Ricardo Richards Elementary School students found they could learn culture and history with interactive fun at the Culture, History & Tradition Fair on Tuesday.
Students got a slice of Virgin Islands history with fun, hands-on activities throughout March in celebration of Virgin Islands History Month.
Sixth-grader Taliyah Mars said, “It was fun making things and learning about our food – and even jumbies. It’s fun learning history this way.” She completed a workshop where she made a madras sugar mill brooch.
Paulette Edwards, committee chairwoman of the Virgin Islands History Month, said the students learn from what they are experiencing during the month.
“They have to know who they are to know where they’re going,” Edwards said. “The students need to know how rich of a culture they have. The students stand on the shoulders of those who went before them and to pass on the culture.”
Edwards said they are instilling Virgin Islands pride in the youngsters.
She said they expanded this year inviting other schools to take part. Joining the celebration Tuesday was Lew Muckle Elementary School Steel Pan Orchestra.
Culture bearers brought a portion of Virgin Islands history to life with fun activities for the students, making food, baskets, jewelry, replicas of sugar mills and more.
Eileen Higgins showed students how to weave hand baskets. She passed around traditional Crucian market baskets for students to get a feel for the baskets made of reed. And she told about the many uses of baskets.
Through songs and drums, Cedelle Christopher told old-time stories of freedom and emancipation.
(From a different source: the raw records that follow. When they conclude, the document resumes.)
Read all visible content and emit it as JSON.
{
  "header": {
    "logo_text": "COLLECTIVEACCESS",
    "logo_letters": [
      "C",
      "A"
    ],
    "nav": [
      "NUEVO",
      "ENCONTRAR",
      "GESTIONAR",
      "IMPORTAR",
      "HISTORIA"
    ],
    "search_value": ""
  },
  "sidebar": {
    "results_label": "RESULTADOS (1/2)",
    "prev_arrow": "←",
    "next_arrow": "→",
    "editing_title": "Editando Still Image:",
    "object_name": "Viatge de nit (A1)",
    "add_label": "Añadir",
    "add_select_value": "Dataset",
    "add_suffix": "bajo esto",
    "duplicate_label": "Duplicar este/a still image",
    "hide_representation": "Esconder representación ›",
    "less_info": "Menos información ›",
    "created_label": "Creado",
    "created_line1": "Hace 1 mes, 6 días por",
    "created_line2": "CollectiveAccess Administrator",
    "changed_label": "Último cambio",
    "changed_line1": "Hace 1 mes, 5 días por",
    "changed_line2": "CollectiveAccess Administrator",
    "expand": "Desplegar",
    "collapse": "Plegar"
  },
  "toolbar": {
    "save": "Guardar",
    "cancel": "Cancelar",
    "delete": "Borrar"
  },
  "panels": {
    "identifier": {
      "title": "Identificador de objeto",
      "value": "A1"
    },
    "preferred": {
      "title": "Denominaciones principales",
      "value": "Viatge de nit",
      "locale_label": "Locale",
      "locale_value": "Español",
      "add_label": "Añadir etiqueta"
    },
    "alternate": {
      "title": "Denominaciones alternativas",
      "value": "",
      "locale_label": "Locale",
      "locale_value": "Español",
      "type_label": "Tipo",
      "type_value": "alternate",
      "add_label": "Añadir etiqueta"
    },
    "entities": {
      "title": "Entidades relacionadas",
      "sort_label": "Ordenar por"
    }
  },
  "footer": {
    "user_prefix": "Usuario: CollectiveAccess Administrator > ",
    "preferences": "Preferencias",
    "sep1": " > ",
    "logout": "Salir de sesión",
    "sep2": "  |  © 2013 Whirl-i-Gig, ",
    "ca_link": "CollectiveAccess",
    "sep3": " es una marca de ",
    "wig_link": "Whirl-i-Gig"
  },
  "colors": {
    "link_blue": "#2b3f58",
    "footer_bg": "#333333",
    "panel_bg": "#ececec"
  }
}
Fifth- and sixth-graders were gently swaying side to side in time with the drum beat of the Cariso Drummers who accompanied Christopher.
Judy Charles fired up an old-fashioned coal pot to heat grease for deep fried Johnny cakes. While Charles made the treats, she talked about the chemical reactions with baking powder.
Stephanie Nelson made and gave samples of a delicious benyé, and Xawntoia Franklin, art teacher, helped students make bracelets out of tan tan seed pods.
Andrea Christian told traditional folk tales and Zahra O’Reilly had the youngest students color bricks on a foam cup to make a sugar mill. And there was a moko jumbie in yellow satin stilt dancing for the students’ enjoyment.
Benito Vegas from the National Park Service gave a presentation on Salt River. Lauren Larsen and Gerard Emmanuel also spoke to the students about Virgin Islands history.
The month kicked off with Quelbe Day with Stanley and the Ten Sleepless Knights performing for students and invited guests. Students dressed in black and white and wore gingham sashes. The staff was treated to bush tea, sweet treats and corn meal pop.
Activities like Sunday Market Day and the Ricardo’s Sweets & Treats/Festival on the Green were also held during March.
Students wore their “Sunday best” dress whites or their school uniform to the Sunday Market Day where St. Croix farmers displayed livestock and produce. Farmers sold their produce – including sweet peppers, tomatoes, cucumbers, limes, greens, bush tea, seasoning, sugar apple and sour sop – to students, staff, parents and the community.
The Bee Man was on campus with honey for sale and folks from Sejah Farms sold fresh local eggs. Coconut water and sugar cane were sold.
There was kite flying with parents during lunch and, on Gingham Day, students, faculty and staff wore gingham attire of their choice. There was also a Madras Day with everyone wearing the bright Caribbean plaid.
We Deh Yah Cultural Dancers performed quadrille and students had the opportunity to play traditional games like hopscotch and marbles.
On Wednesday, the children are taking field trips all across St. Croix highlighting the history and culture of the island.